In order to gain long-term experience, the success of the therapy is constantly monitored through regular follow-up examinations. This is done by further control endoscopies. These follow-up examinations should be carried out for at least ten years.

Outlook & Forecast

The prognosis for Whipple disease depends on the treatment. This wasting of the body through malabsorption and weight loss is fatal if left untreated. However, it takes a very long time before a healthy person is so weakened by this infection that he dies. This leaves room for treatment approaches.

The prospect of successful treatment depends largely on the antibiotics and any resistances. If treated properly, the infection can be successfully combated. The patient then has to rebuild his body, which makes good nutrition essential.

The danger with Whipple’s disease is not so much the clinical picture, which is considered to be easily treatable. Rather, a late diagnosis often has a negative effect on the prognosis. It is also possible for the disease to break out again years after treatment. This is then due to the bacterial populations that are still present, which have usually settled in the brain and are not accessible for therapies there. Such relapses often lead to neurological symptoms.

While the symptoms caused by Whipple’s disease are very serious and can be fatal, the prognosis for treated Whipple’s disease is very good.


So far, no recommendations for the prevention of Whipple’s disease can be given, especially since there must be a genetic predisposition for the pathogenesis of the disease. The pathogen is found everywhere and enters the body through food.


Most of those affected with Whipple’s disease have very few and usually only very limited follow-up measures available. For this reason, the person affected by this disease should ideally see a doctor very early on, so that other complications and symptoms do not arise. In the worst case, the affected person can die if Whipple’s disease is not treated properly or is not recognized until late.

Since this is a genetic disease, a complete cure is usually not possible. If the person concerned wants to have children, they should have a genetic examination and counseling carried out so that the disease cannot recur in their descendants. As a rule, those affected are dependent on taking medication to permanently limit the symptoms.

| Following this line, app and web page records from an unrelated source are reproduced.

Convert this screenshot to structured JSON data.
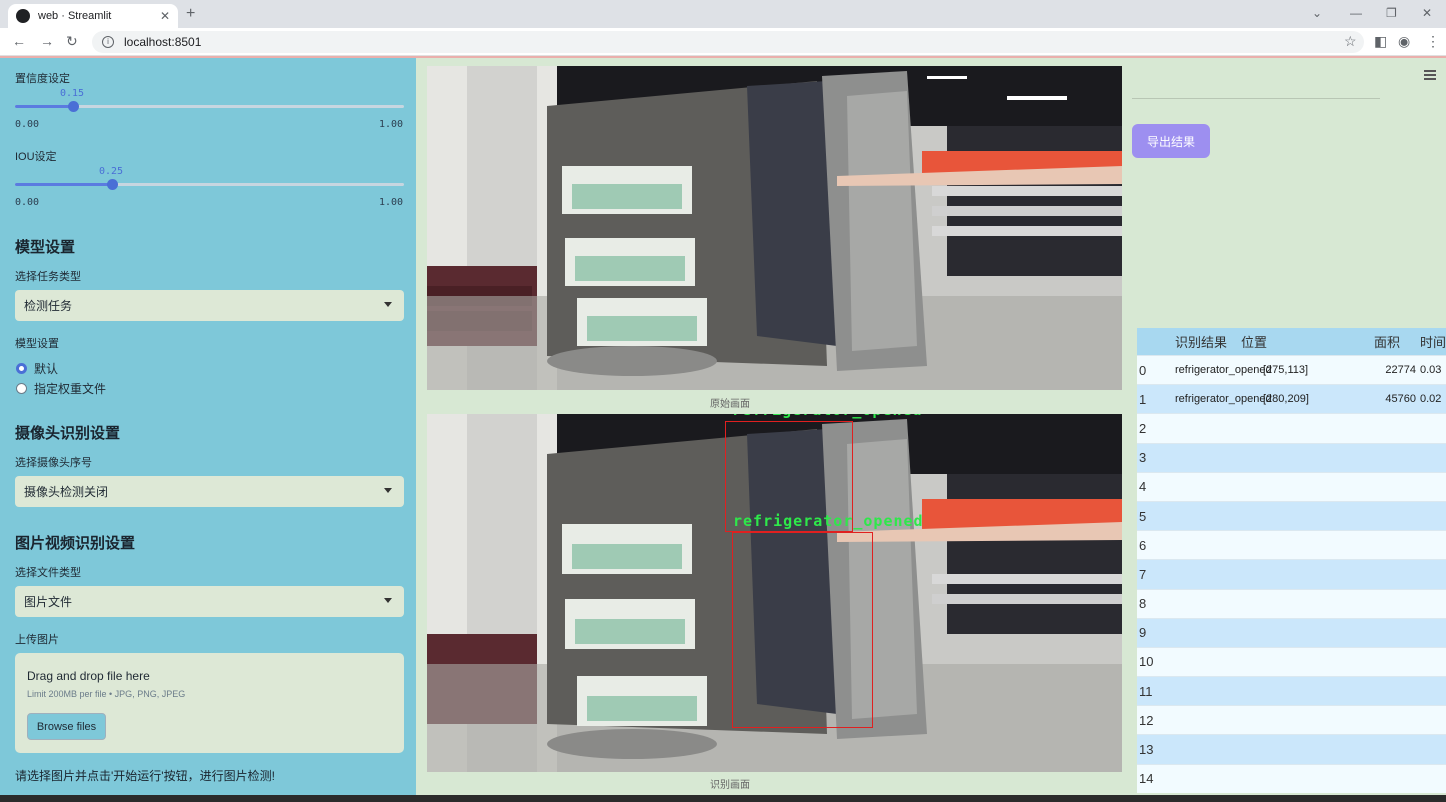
{
  "browser": {
    "tab_title": "web · Streamlit",
    "url": "localhost:8501"
  },
  "sidebar": {
    "confidence_label": "置信度设定",
    "confidence_value": "0.15",
    "confidence_fraction": 0.15,
    "confidence_min": "0.00",
    "confidence_max": "1.00",
    "iou_label": "IOU设定",
    "iou_value": "0.25",
    "iou_fraction": 0.25,
    "iou_min": "0.00",
    "iou_max": "1.00",
    "model_header": "模型设置",
    "task_type_label": "选择任务类型",
    "task_type_value": "检测任务",
    "model_settings_label": "模型设置",
    "radio_default": "默认",
    "radio_custom": "指定权重文件",
    "camera_header": "摄像头识别设置",
    "camera_select_label": "选择摄像头序号",
    "camera_select_value": "摄像头检测关闭",
    "media_header": "图片视频识别设置",
    "file_type_label": "选择文件类型",
    "file_type_value": "图片文件",
    "upload_label": "上传图片",
    "dropzone_title": "Drag and drop file here",
    "dropzone_limit": "Limit 200MB per file • JPG, PNG, JPEG",
    "browse_button": "Browse files",
    "hint": "请选择图片并点击'开始运行'按钮，进行图片检测!"
  },
  "main": {
    "original_caption": "原始画面",
    "result_caption": "识别画面",
    "detection_label": "refrigerator_opened"
  },
  "right": {
    "export_button": "导出结果",
    "table_headers": [
      "识别结果",
      "位置",
      "面积",
      "时间"
    ],
    "rows": [
      {
        "idx": "0",
        "result": "refrigerator_opened",
        "pos": "[275,113]",
        "area": "22774",
        "time": "0.03"
      },
      {
        "idx": "1",
        "result": "refrigerator_opened",
        "pos": "[280,209]",
        "area": "45760",
        "time": "0.02"
      },
      {
        "idx": "2",
        "result": "",
        "pos": "",
        "area": "",
        "time": ""
      },
      {
        "idx": "3",
        "result": "",
        "pos": "",
        "area": "",
        "time": ""
      },
      {
        "idx": "4",
        "result": "",
        "pos": "",
        "area": "",
        "time": ""
      },
      {
        "idx": "5",
        "result": "",
        "pos": "",
        "area": "",
        "time": ""
      },
      {
        "idx": "6",
        "result": "",
        "pos": "",
        "area": "",
        "time": ""
      },
      {
        "idx": "7",
        "result": "",
        "pos": "",
        "area": "",
        "time": ""
      },
      {
        "idx": "8",
        "result": "",
        "pos": "",
        "area": "",
        "time": ""
      },
      {
        "idx": "9",
        "result": "",
        "pos": "",
        "area": "",
        "time": ""
      },
      {
        "idx": "10",
        "result": "",
        "pos": "",
        "area": "",
        "time": ""
      },
      {
        "idx": "11",
        "result": "",
        "pos": "",
        "area": "",
        "time": ""
      },
      {
        "idx": "12",
        "result": "",
        "pos": "",
        "area": "",
        "time": ""
      },
      {
        "idx": "13",
        "result": "",
        "pos": "",
        "area": "",
        "time": ""
      },
      {
        "idx": "14",
        "result": "",
        "pos": "",
        "area": "",
        "time": ""
      }
    ]
  },
  "colors": {
    "sidebar_bg": "#7ec8d9",
    "main_bg": "#d7e8d3",
    "accent": "#4a6fd6",
    "export_bg": "#9d8ff0",
    "detection_box": "#e02020",
    "detection_text": "#2ee84a"
  }
}
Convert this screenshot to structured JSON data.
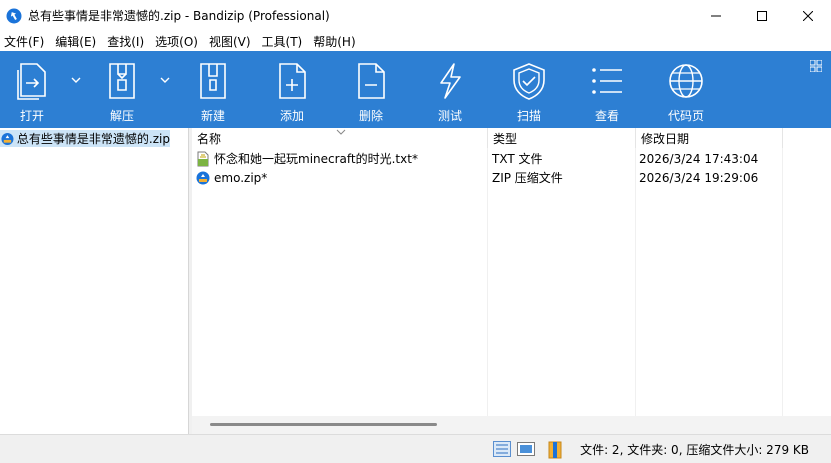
{
  "window": {
    "title": "总有些事情是非常遗憾的.zip - Bandizip (Professional)"
  },
  "menu": [
    {
      "label": "文件(F)"
    },
    {
      "label": "编辑(E)"
    },
    {
      "label": "查找(I)"
    },
    {
      "label": "选项(O)"
    },
    {
      "label": "视图(V)"
    },
    {
      "label": "工具(T)"
    },
    {
      "label": "帮助(H)"
    }
  ],
  "toolbar": {
    "open": "打开",
    "extract": "解压",
    "new": "新建",
    "add": "添加",
    "delete": "删除",
    "test": "测试",
    "scan": "扫描",
    "view": "查看",
    "codepage": "代码页"
  },
  "tree": {
    "archive": "总有些事情是非常遗憾的.zip"
  },
  "columns": {
    "name": "名称",
    "type": "类型",
    "date": "修改日期"
  },
  "files": [
    {
      "name": "怀念和她一起玩minecraft的时光.txt*",
      "type": "TXT 文件",
      "date": "2026/3/24 17:43:04",
      "icon": "text-file-icon"
    },
    {
      "name": "emo.zip*",
      "type": "ZIP 压缩文件",
      "date": "2026/3/24 19:29:06",
      "icon": "zip-file-icon"
    }
  ],
  "status": {
    "summary": "文件: 2, 文件夹: 0, 压缩文件大小: 279 KB"
  },
  "colors": {
    "toolbar": "#2d7fd3",
    "selection": "#cce4f7"
  }
}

It is often necessary to take antibiotics, but the person concerned should not drink alcohol while taking them. In general, a healthy lifestyle with a balanced diet also has a very positive effect on the further course of the disease. Despite treatment, many of those affected have to reckon with a reduced life expectancy due to Whipple’s disease.

You can do that yourself

Patients affected by Whipple disease may be treated with different antibiotics for a long time. This treatment should also not be questioned by the patient or broken off by the patient themselves, as the disease can otherwise be fatal. However, a long antibiotic therapy also has the disadvantage that it not only kills dangerous germs and bacteria, but also healthy ones.

This also applies to the germs that are in the intestines and contribute to a well-functioning immune system. For a healthy intestinal flora, Whipple’s disease patients can take living microorganisms during their antibiotic treatment and beyond, which are available as so-called probiotics in pharmacies. They are intended to compensate for the loss of germs caused by antibiotics. Also less stress, a regular life without nicotine and alcohol, but with a lot of exercise and enough sleep can promote healing. The doctor treating you may prescribe vitamins and minerals to compensate for the vitamin and mineral deficiencies that have occurred during the illness.

Of course, a conscious lifestyle, which includes a healthy, low-sugar diet, also contributes to this. It should contain as many fresh, vitamin-rich foods as possible, such as fruit and vegetables, plus lean meat, eggs and fiber from natural whole grain products such as oatmeal, and omega-3 fatty acids from valuable linseed or fish oil.